I can refer to another case which, however, is not within my personal knowledge. It is a case where the traffic authority or the police authority—I am not certain which is in the position to decide these questions—has directed omnibus traffic down a street which previously had not had to bear the burden of such traffic. The result has been that premises have been affected. I am told that ceilings have fallen and that generally the annual value of these hereditaments has been reduced. At the present time there is no redress. It is true that when the next period of assessment comes round it will be open to the ratepayer to claim that, by virtue of the disadvantage of the heavy traffic and its consequence, there is a reduction in the annual value, but at the present moment, although that damage is continuing, the ratepayer is quite powerless. I hope, therefore, that the House will agree that this new Clause should be accepted. Indeed, if the Minister of Health will not accept it, I trust that if the matter goes to a Division the Clause will be carried by the House.


I beg to second the Motion.

The MINISTER of HEALTH (Mr. Chamberlain)

I cannot help thinking that my hon. Friend, in moving this Clause, has forgotten that the object of the Rating and Valuation Act, of which this Bill is an amendment, is to insure that there shall be uniformity of valuation throughout the country. He has taken a particular case where, he says, values may be deteriorated by reason of heavy traffic in the neighbourhood, but I think my hon. Friend will remember that when we were discussing the Rating and Valuation Act in Committee, there were other classes of cases that were raised, which might be the subject of similar argument. There was, for instance, the question of subsidences in mining areas. It was in connection with subsidences and the effect of subsidences in South Wales that a Clause of a similar character was moved in Committee. Parliament objected to that view, and I think rightly. It is obvious that you can find a very large range of local conditions which might be said to affect the value of property. If it were to be admitted that a special deduction from the gross valuation were to be made in such cases, you would have the very thing that we have at last done away with, namely, each rating authority making its own rules for the deductions which were to be allowed for special conditions, and you would no longer have uniformity of valuation, hut each area would be doing what it pleased. Therefore I must ask the House, in the interests of uniformity, to reject this Clause.

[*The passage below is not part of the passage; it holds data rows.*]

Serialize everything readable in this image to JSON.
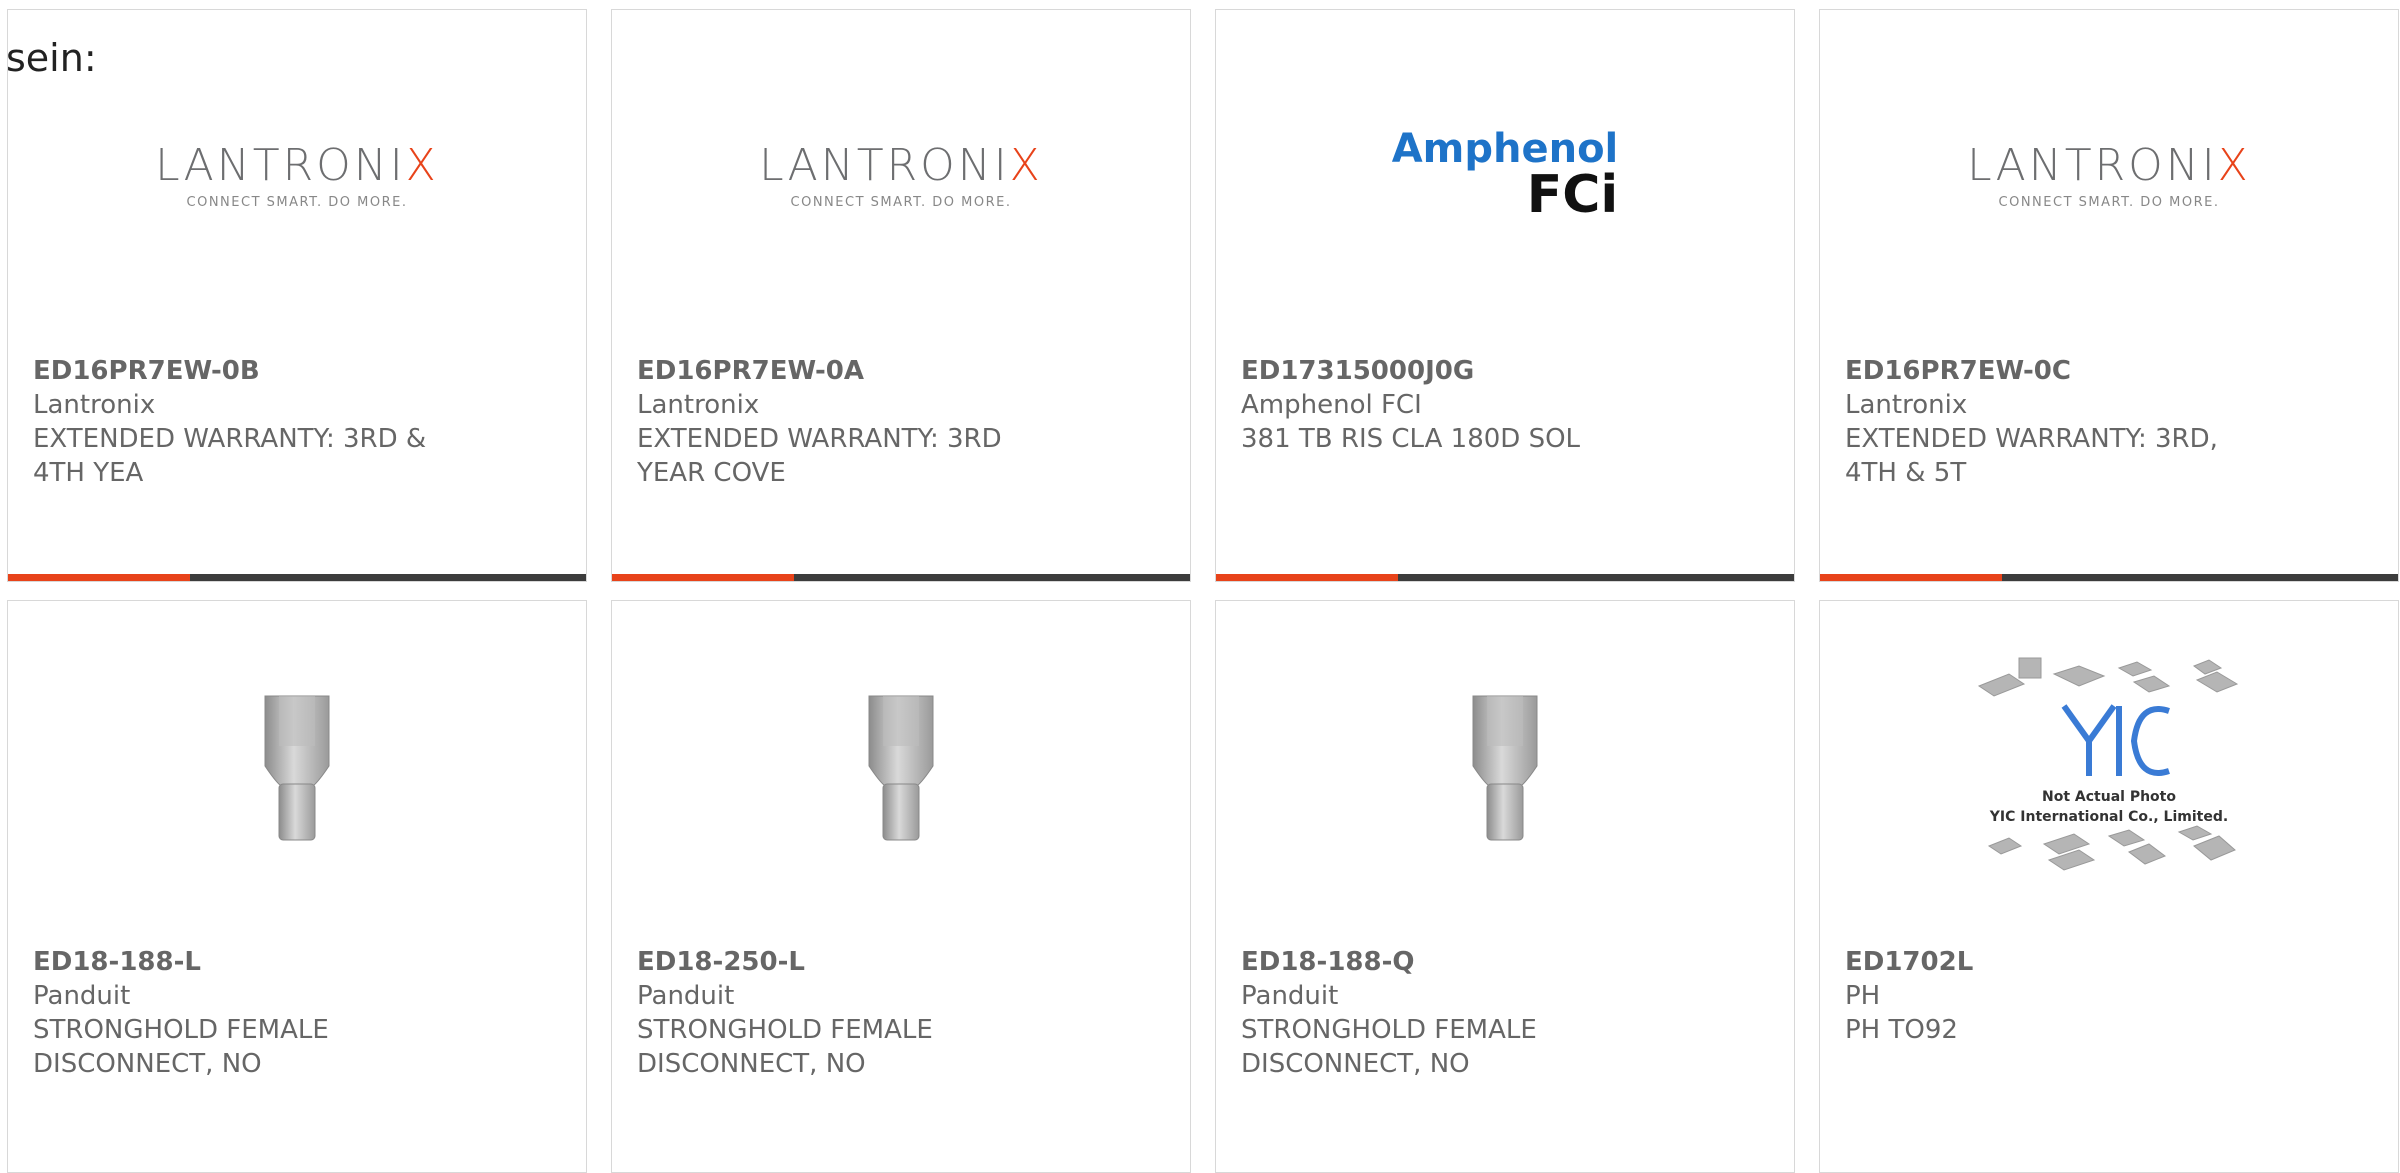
{
  "intro_text": "sein:",
  "products": [
    {
      "part_number": "ED16PR7EW-0B",
      "manufacturer": "Lantronix",
      "description": "EXTENDED WARRANTY: 3RD & 4TH YEA",
      "image": "lantronix-logo"
    },
    {
      "part_number": "ED16PR7EW-0A",
      "manufacturer": "Lantronix",
      "description": "EXTENDED WARRANTY: 3RD YEAR COVE",
      "image": "lantronix-logo"
    },
    {
      "part_number": "ED17315000J0G",
      "manufacturer": "Amphenol FCI",
      "description": "381 TB RIS CLA 180D SOL",
      "image": "amphenol-fci-logo"
    },
    {
      "part_number": "ED16PR7EW-0C",
      "manufacturer": "Lantronix",
      "description": "EXTENDED WARRANTY: 3RD, 4TH & 5T",
      "image": "lantronix-logo"
    },
    {
      "part_number": "ED18-188-L",
      "manufacturer": "Panduit",
      "description": "STRONGHOLD FEMALE DISCONNECT, NO",
      "image": "terminal-photo"
    },
    {
      "part_number": "ED18-250-L",
      "manufacturer": "Panduit",
      "description": "STRONGHOLD FEMALE DISCONNECT, NO",
      "image": "terminal-photo"
    },
    {
      "part_number": "ED18-188-Q",
      "manufacturer": "Panduit",
      "description": "STRONGHOLD FEMALE DISCONNECT, NO",
      "image": "terminal-photo"
    },
    {
      "part_number": "ED1702L",
      "manufacturer": "PH",
      "description": "PH TO92",
      "image": "yic-placeholder"
    }
  ],
  "logos": {
    "lantronix": {
      "name_main": "LANTRONI",
      "name_x": "X",
      "tagline": "CONNECT SMART. DO MORE."
    },
    "amphenol": {
      "line1": "Amphenol",
      "line2": "FCi"
    },
    "yic": {
      "line1": "Not Actual Photo",
      "line2": "YIC International Co., Limited."
    }
  },
  "colors": {
    "accent": "#e8431a",
    "bar": "#3c3c3c",
    "text": "#666666"
  }
}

The ratepayer who has suffered or is likely to suffer such damage as is contemplated by my hon. Friend can take the matter into Court, as is done in other cases, or must wait until the revaluation takes place, when he can put in a reasonable claim for a reduction of the gross value.


I would call attention to the fact that the case of the subsidences is not on all fours with those that I have cited. Since 1925, when the matter was discussed in Committee, there has been a considerable recurrence of the trouble to which I have referred. With very great respect, I still think that it would be only fair if a ratepayer were allowed, between the periods of valuation, to go forward to the rating authority and say, "The annual value of my premises has been materially reduced by the happenings that have occurred, and in the circumstances I ask for a reduction of the assessment." I cannot see that that would destroy uniformity in any way. The right hon. Gentleman seems to think that it would, but I do not follow his argument. If a ratepayer in Kingston, for example, went before his rating authority and obtained a reduction of the assessment, it would not confer a right on other people all over the country. It would be a case of dealing with individual case as and when events occurred. It would be only justice, if they, can show that their annual value has been reduced, that they should have a reduction in the assessment and a corresponding reduction in the rates. If that cannot be done, I suggest that the time has come when the burden ought to be put on the Road Fund so that people in the position I have described should be able to obtain some compensation.

Question, "That the Clause be read a Second time," put, and negatived.